━━━ Source records ━━━

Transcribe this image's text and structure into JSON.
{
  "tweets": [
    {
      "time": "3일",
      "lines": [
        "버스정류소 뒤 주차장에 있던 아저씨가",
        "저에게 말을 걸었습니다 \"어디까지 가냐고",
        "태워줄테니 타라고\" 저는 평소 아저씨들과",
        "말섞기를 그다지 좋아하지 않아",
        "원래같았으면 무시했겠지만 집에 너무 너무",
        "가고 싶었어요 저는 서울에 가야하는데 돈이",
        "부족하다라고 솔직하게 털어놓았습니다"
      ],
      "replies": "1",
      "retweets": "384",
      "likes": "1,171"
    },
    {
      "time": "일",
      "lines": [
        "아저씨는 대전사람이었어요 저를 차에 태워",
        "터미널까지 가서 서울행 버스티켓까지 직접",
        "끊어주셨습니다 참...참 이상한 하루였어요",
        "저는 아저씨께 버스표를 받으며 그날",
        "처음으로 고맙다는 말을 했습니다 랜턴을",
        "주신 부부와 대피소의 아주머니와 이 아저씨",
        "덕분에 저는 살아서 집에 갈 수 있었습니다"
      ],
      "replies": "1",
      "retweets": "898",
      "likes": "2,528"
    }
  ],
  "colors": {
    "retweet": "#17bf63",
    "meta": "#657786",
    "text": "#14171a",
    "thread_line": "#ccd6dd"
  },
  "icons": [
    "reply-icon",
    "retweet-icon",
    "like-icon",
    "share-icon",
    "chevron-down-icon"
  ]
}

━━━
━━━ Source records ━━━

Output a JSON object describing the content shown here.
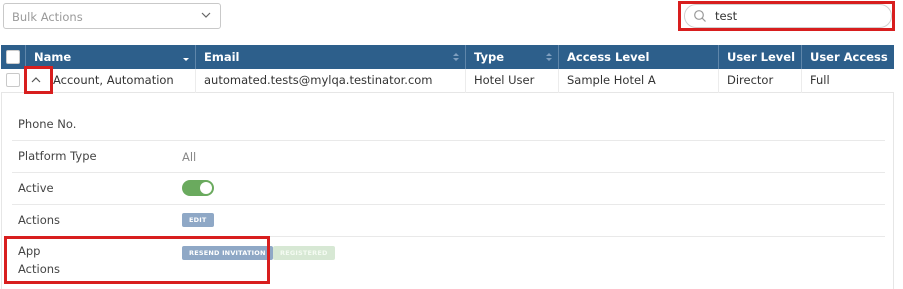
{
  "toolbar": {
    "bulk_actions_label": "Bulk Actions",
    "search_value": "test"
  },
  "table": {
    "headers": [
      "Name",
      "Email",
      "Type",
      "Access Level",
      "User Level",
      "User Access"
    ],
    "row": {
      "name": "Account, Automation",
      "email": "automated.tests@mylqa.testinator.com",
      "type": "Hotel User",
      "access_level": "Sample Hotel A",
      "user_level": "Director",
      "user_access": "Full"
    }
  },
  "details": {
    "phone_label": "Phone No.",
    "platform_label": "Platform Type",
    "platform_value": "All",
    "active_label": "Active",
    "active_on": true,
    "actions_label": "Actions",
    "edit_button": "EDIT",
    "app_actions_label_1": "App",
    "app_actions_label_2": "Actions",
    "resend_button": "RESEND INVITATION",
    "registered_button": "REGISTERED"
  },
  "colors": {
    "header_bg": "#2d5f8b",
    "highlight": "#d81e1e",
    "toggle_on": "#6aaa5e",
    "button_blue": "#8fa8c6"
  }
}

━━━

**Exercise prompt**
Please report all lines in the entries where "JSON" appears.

**Exercise answer**
Transcribe this image's text and structure into JSON.
Output a JSON object describing the content shown here.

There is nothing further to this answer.